TASK ITEM | Print the records below exactly as they appear.

(SUPPLIED RECORDS begins)

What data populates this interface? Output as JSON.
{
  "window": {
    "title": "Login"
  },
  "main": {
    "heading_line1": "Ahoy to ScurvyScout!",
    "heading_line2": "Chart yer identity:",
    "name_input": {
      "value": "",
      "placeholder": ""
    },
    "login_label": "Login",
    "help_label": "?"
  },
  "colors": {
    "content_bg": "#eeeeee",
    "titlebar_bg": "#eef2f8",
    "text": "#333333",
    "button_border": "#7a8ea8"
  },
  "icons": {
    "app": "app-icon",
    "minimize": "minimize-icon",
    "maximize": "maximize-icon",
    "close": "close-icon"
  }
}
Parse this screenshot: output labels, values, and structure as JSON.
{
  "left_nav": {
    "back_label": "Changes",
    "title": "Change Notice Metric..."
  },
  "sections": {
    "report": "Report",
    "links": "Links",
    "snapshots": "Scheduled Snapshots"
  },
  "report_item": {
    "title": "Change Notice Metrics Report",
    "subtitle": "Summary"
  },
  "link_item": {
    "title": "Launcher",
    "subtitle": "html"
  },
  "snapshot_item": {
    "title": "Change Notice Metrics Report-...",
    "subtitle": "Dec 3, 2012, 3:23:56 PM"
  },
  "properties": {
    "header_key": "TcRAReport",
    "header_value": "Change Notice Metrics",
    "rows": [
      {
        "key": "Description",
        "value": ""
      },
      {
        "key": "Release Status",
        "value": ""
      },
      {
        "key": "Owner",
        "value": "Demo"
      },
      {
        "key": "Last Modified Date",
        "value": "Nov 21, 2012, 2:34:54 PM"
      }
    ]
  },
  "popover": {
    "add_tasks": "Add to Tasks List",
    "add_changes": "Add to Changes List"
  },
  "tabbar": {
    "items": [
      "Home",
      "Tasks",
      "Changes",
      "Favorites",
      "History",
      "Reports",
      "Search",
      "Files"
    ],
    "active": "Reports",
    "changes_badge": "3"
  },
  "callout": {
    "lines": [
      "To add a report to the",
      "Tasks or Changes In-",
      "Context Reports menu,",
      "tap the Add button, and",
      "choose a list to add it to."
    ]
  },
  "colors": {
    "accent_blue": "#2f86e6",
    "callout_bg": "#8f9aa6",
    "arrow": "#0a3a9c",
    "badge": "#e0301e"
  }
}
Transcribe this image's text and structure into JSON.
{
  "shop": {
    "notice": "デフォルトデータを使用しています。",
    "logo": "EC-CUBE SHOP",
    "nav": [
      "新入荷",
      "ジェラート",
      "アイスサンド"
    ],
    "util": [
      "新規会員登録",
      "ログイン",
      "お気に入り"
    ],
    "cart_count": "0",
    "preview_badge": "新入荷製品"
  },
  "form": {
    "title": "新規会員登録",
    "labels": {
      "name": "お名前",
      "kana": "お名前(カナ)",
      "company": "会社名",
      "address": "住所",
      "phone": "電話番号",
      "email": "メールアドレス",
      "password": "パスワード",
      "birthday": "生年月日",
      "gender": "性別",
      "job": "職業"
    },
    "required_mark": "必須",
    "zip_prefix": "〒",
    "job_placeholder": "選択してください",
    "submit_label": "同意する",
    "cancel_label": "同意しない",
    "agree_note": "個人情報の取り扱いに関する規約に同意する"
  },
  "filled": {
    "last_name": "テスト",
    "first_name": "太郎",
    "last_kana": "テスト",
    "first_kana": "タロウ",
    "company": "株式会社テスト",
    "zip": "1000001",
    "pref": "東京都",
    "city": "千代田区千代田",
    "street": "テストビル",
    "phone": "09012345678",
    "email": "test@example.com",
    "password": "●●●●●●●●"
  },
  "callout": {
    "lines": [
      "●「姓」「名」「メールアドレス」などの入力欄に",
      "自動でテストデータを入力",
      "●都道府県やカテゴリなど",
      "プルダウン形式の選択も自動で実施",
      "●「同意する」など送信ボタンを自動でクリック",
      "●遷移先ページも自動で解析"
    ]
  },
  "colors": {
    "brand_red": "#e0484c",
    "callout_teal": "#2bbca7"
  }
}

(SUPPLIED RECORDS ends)

WORKED SOLUTION |
What data populates this interface? Output as JSON.
{
  "window": {
    "title": "Login"
  },
  "main": {
    "heading_line1": "Ahoy to ScurvyScout!",
    "heading_line2": "Chart yer identity:",
    "name_input": {
      "value": "",
      "placeholder": ""
    },
    "login_label": "Login",
    "help_label": "?"
  },
  "colors": {
    "content_bg": "#eeeeee",
    "titlebar_bg": "#eef2f8",
    "text": "#333333",
    "button_border": "#7a8ea8"
  },
  "icons": {
    "app": "app-icon",
    "minimize": "minimize-icon",
    "maximize": "maximize-icon",
    "close": "close-icon"
  }
}
Parse this screenshot: output labels, values, and structure as JSON.
{
  "left_nav": {
    "back_label": "Changes",
    "title": "Change Notice Metric..."
  },
  "sections": {
    "report": "Report",
    "links": "Links",
    "snapshots": "Scheduled Snapshots"
  },
  "report_item": {
    "title": "Change Notice Metrics Report",
    "subtitle": "Summary"
  },
  "link_item": {
    "title": "Launcher",
    "subtitle": "html"
  },
  "snapshot_item": {
    "title": "Change Notice Metrics Report-...",
    "subtitle": "Dec 3, 2012, 3:23:56 PM"
  },
  "properties": {
    "header_key": "TcRAReport",
    "header_value": "Change Notice Metrics",
    "rows": [
      {
        "key": "Description",
        "value": ""
      },
      {
        "key": "Release Status",
        "value": ""
      },
      {
        "key": "Owner",
        "value": "Demo"
      },
      {
        "key": "Last Modified Date",
        "value": "Nov 21, 2012, 2:34:54 PM"
      }
    ]
  },
  "popover": {
    "add_tasks": "Add to Tasks List",
    "add_changes": "Add to Changes List"
  },
  "tabbar": {
    "items": [
      "Home",
      "Tasks",
      "Changes",
      "Favorites",
      "History",
      "Reports",
      "Search",
      "Files"
    ],
    "active": "Reports",
    "changes_badge": "3"
  },
  "callout": {
    "lines": [
      "To add a report to the",
      "Tasks or Changes In-",
      "Context Reports menu,",
      "tap the Add button, and",
      "choose a list to add it to."
    ]
  },
  "colors": {
    "accent_blue": "#2f86e6",
    "callout_bg": "#8f9aa6",
    "arrow": "#0a3a9c",
    "badge": "#e0301e"
  }
}
Transcribe this image's text and structure into JSON.
{
  "shop": {
    "notice": "デフォルトデータを使用しています。",
    "logo": "EC-CUBE SHOP",
    "nav": [
      "新入荷",
      "ジェラート",
      "アイスサンド"
    ],
    "util": [
      "新規会員登録",
      "ログイン",
      "お気に入り"
    ],
    "cart_count": "0",
    "preview_badge": "新入荷製品"
  },
  "form": {
    "title": "新規会員登録",
    "labels": {
      "name": "お名前",
      "kana": "お名前(カナ)",
      "company": "会社名",
      "address": "住所",
      "phone": "電話番号",
      "email": "メールアドレス",
      "password": "パスワード",
      "birthday": "生年月日",
      "gender": "性別",
      "job": "職業"
    },
    "required_mark": "必須",
    "zip_prefix": "〒",
    "job_placeholder": "選択してください",
    "submit_label": "同意する",
    "cancel_label": "同意しない",
    "agree_note": "個人情報の取り扱いに関する規約に同意する"
  },
  "filled": {
    "last_name": "テスト",
    "first_name": "太郎",
    "last_kana": "テスト",
    "first_kana": "タロウ",
    "company": "株式会社テスト",
    "zip": "1000001",
    "pref": "東京都",
    "city": "千代田区千代田",
    "street": "テストビル",
    "phone": "09012345678",
    "email": "test@example.com",
    "password": "●●●●●●●●"
  },
  "callout": {
    "lines": [
      "●「姓」「名」「メールアドレス」などの入力欄に",
      "自動でテストデータを入力",
      "●都道府県やカテゴリなど",
      "プルダウン形式の選択も自動で実施",
      "●「同意する」など送信ボタンを自動でクリック",
      "●遷移先ページも自動で解析"
    ]
  },
  "colors": {
    "brand_red": "#e0484c",
    "callout_teal": "#2bbca7"
  }
}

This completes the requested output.